Monte-Carlo, thursday: Neuville fires early warning to rivals
Belgian heads Ogier after opening leg
A sensational time through Thursday night’s second speed test rocketed Thierry Neuville into the lead of Rallye Monte-Carlo after the opening loop of stages in the French Alps.
The Hyundai i20 driver headed Sébastien Ogier’s Toyota Yaris by 19.1sec when the cars returned to service in Gap after the brace of night time alpine tests.
Seven-time Monte winner Ogier led after the opener, but not even the Frenchman could contain his rival’s speed through the 25.49km Bayons - Bréziers stage which followed.
Since the recce, all eyes had been on that second stage, with reports of plenty of ice remaining from last weekend’s snowfall. Universally, the drivers talked of the risk and reward of a big attack and it was the Belgian who was bravest.
He was rewarded with an astonishing time that was 25.5sec faster than anybody else. Neuville was calm and collected at the finish, saying: “They were tricky conditions. I was trying to read the road as well as I could and not take risks. I think we have done a good time.”
Like Ogier and his world champion team-mate Ott Tänak, Neuville opted for a mixture of soft and super soft Michelin tyres, shunning the studded option. Leading after the opening stage, a test Ogier described as ‘one of the easiest of the weekend’ courtesy of bone dry conditions, was the perfect start to his season as a Toyota driver.
Tänak was wide-eyed at the end of SS2, admitting: “I’m happy to be alive! That was more of a challenge than I expected.”
The Estonian is just three-tenths of a second ahead of Toyota Yaris newcomer Elfyn Evans. The Welshman was the fastest of the drivers to take a studded option in the second stage. “The tyres helped us in some places,” he said, “but they hampered us a lot as well.”
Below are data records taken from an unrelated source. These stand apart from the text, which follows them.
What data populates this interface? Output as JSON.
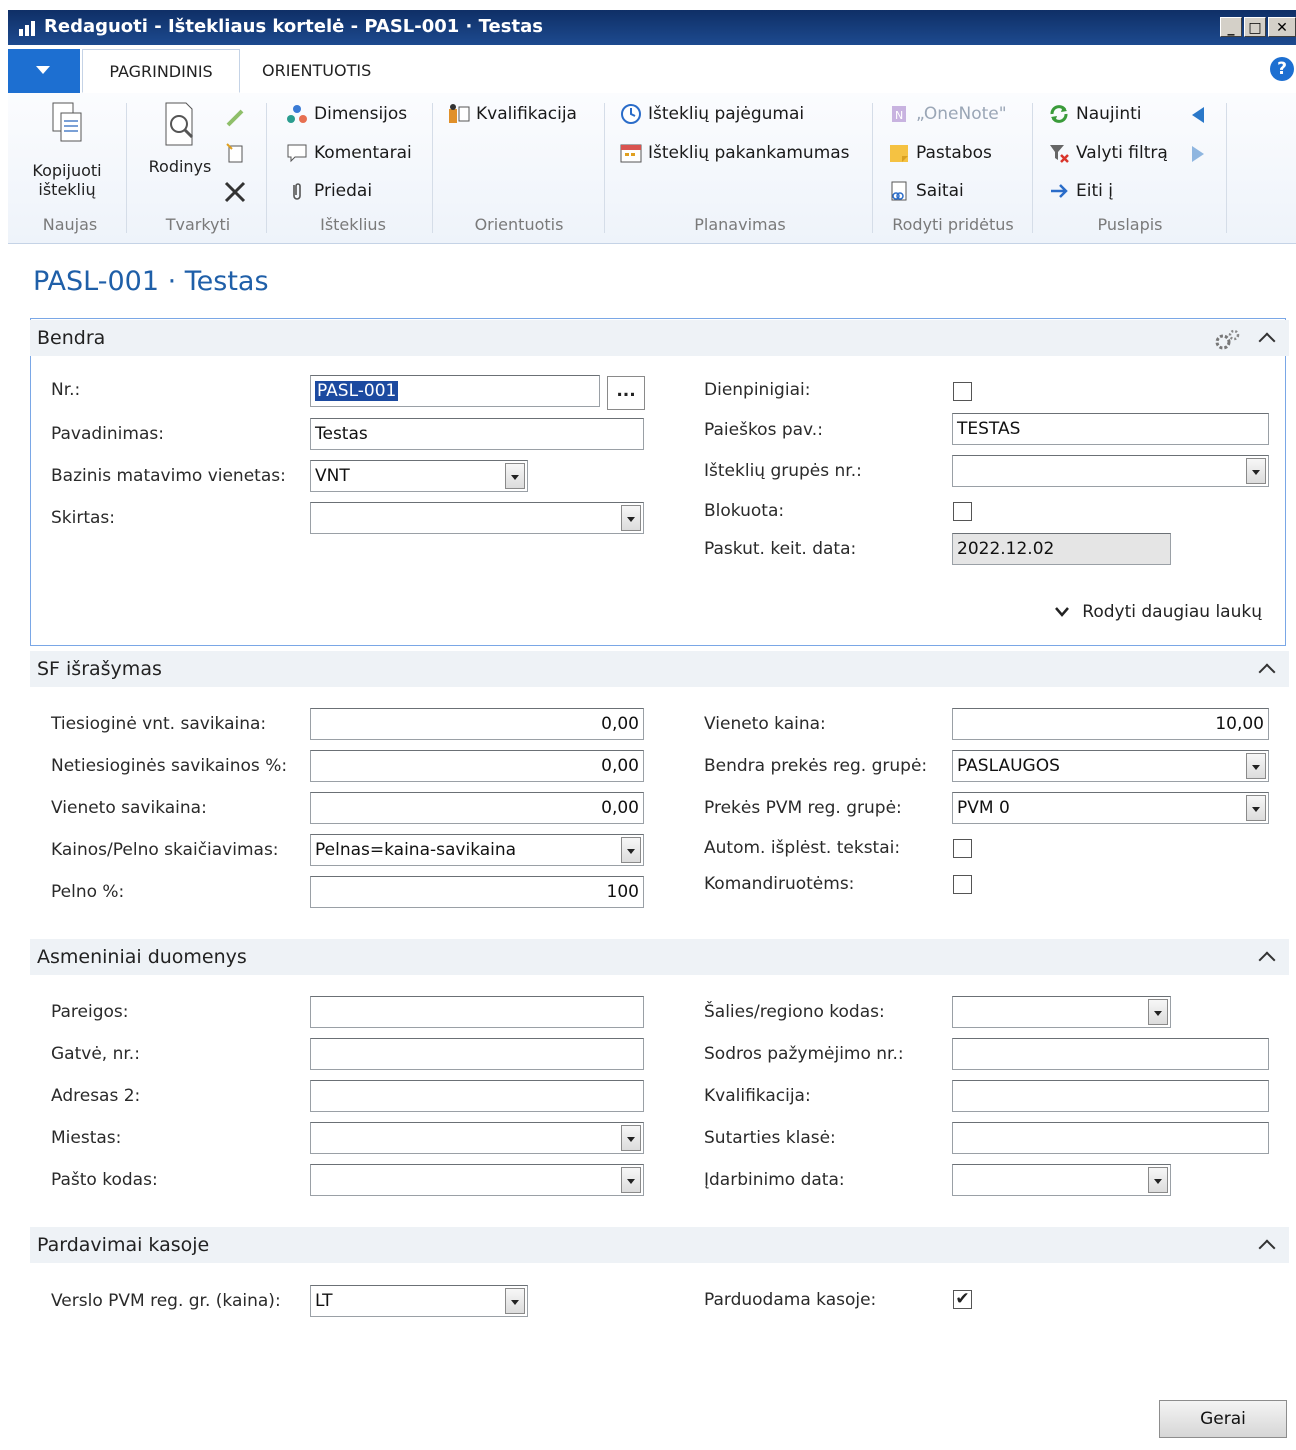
{
  "window": {
    "title": "Redaguoti - Ištekliaus kortelė - PASL-001 · Testas"
  },
  "tabs": [
    {
      "label": "PAGRINDINIS"
    },
    {
      "label": "ORIENTUOTIS"
    }
  ],
  "ribbon": {
    "groups": [
      {
        "label": "Naujas"
      },
      {
        "label": "Tvarkyti"
      },
      {
        "label": "Išteklius"
      },
      {
        "label": "Orientuotis"
      },
      {
        "label": "Planavimas"
      },
      {
        "label": "Rodyti pridėtus"
      },
      {
        "label": "Puslapis"
      }
    ],
    "copy_line1": "Kopijuoti",
    "copy_line2": "išteklių",
    "view_label": "Rodinys",
    "dimensions": "Dimensijos",
    "comments": "Komentarai",
    "attachments": "Priedai",
    "qualification": "Kvalifikacija",
    "capacity": "Išteklių pajėgumai",
    "availability": "Išteklių pakankamumas",
    "onenote": "„OneNote\"",
    "notes": "Pastabos",
    "links": "Saitai",
    "refresh": "Naujinti",
    "clear_filter": "Valyti filtrą",
    "goto": "Eiti į"
  },
  "page": {
    "title": "PASL-001 · Testas"
  },
  "general": {
    "title": "Bendra",
    "no_label": "Nr.:",
    "no_value": "PASL-001",
    "name_label": "Pavadinimas:",
    "name_value": "Testas",
    "uom_label": "Bazinis matavimo vienetas:",
    "uom_value": "VNT",
    "assigned_label": "Skirtas:",
    "assigned_value": "",
    "privacy_label": "Dienpinigiai:",
    "search_label": "Paieškos pav.:",
    "search_value": "TESTAS",
    "group_label": "Išteklių grupės nr.:",
    "group_value": "",
    "blocked_label": "Blokuota:",
    "lastmod_label": "Paskut. keit. data:",
    "lastmod_value": "2022.12.02",
    "more_fields": "Rodyti daugiau laukų"
  },
  "invoicing": {
    "title": "SF išrašymas",
    "direct_cost_label": "Tiesioginė vnt. savikaina:",
    "direct_cost_value": "0,00",
    "indirect_label": "Netiesioginės savikainos %:",
    "indirect_value": "0,00",
    "unit_cost_label": "Vieneto savikaina:",
    "unit_cost_value": "0,00",
    "price_calc_label": "Kainos/Pelno skaičiavimas:",
    "price_calc_value": "Pelnas=kaina-savikaina",
    "profit_label": "Pelno %:",
    "profit_value": "100",
    "unit_price_label": "Vieneto kaina:",
    "unit_price_value": "10,00",
    "gen_prod_label": "Bendra prekės reg. grupė:",
    "gen_prod_value": "PASLAUGOS",
    "vat_prod_label": "Prekės PVM reg. grupė:",
    "vat_prod_value": "PVM 0",
    "auto_ext_label": "Autom. išplėst. tekstai:",
    "travel_label": "Komandiruotėms:"
  },
  "personal": {
    "title": "Asmeniniai duomenys",
    "job_label": "Pareigos:",
    "job_value": "",
    "street_label": "Gatvė, nr.:",
    "street_value": "",
    "address2_label": "Adresas 2:",
    "address2_value": "",
    "city_label": "Miestas:",
    "city_value": "",
    "post_label": "Pašto kodas:",
    "post_value": "",
    "country_label": "Šalies/regiono kodas:",
    "country_value": "",
    "ss_label": "Sodros pažymėjimo nr.:",
    "ss_value": "",
    "edu_label": "Kvalifikacija:",
    "edu_value": "",
    "contract_label": "Sutarties klasė:",
    "contract_value": "",
    "employ_label": "Įdarbinimo data:",
    "employ_value": ""
  },
  "pos": {
    "title": "Pardavimai kasoje",
    "vat_bus_label": "Verslo PVM reg. gr. (kaina):",
    "vat_bus_value": "LT",
    "sold_label": "Parduodama kasoje:",
    "sold_checked": "✔"
  },
  "buttons": {
    "ok": "Gerai"
  },
  "colors": {
    "accent": "#1d6fd1",
    "title_blue": "#1f5fa8",
    "titlebar": "#163b78"
  }
}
Evans’ mood was lifted by news that he was 25.6sec ahead of the Rallye Monte-Carlo’s joint most successful driver, seven-time winner Sébastien Loeb in an i20. Loeb admitted the road was getting dirty in stage one, with plenty of leaves making the line more slippery.
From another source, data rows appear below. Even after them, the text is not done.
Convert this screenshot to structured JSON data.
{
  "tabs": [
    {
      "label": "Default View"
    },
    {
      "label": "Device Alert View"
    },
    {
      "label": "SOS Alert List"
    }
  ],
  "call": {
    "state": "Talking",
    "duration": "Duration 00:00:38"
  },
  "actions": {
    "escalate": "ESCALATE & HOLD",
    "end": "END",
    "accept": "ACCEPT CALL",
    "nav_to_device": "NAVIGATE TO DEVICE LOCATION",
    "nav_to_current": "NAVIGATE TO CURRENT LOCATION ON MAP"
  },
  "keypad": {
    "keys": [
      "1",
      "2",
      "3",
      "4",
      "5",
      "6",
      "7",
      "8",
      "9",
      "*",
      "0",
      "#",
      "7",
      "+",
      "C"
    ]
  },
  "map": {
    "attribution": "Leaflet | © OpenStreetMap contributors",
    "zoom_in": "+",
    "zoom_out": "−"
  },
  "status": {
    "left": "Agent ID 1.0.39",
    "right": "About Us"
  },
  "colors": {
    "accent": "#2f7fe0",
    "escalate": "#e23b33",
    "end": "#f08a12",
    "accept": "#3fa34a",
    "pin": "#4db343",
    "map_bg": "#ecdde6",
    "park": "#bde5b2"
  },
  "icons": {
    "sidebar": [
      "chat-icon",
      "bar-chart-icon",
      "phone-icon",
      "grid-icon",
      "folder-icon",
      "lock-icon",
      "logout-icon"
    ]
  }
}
Those leaves caused major issues for M-Sport Ford’s Fiestas. The discarded foliage gathered in the radiators and air intakes, choking the engine of air and sending temperatures soaring on all three works cars of Esapekka Lappi, Teemu Suninen and Gus Greensmith.
Worse was to come when Suninen retired with a transmission problem in the next test.
Lappi ended sixth, albeit more than a minute down on the leader. Kalle Rovanperä was seventh on his Toyota debut, with a hard-charging WRC 3 leader Eric Camilli eighth.
Camilli’s fellow Citroën C3 R5 driver Mads Østberg was just one second behind in ninth, and heading WRC 2, while Stephane Sarrazin rounded out the top 10 in his i20.
Friday brings the most intense leg with more than a third of the event’s total competitive distance tackled in three repeated tests south-east and east of the town. They add up to 122.58km.
More on WRC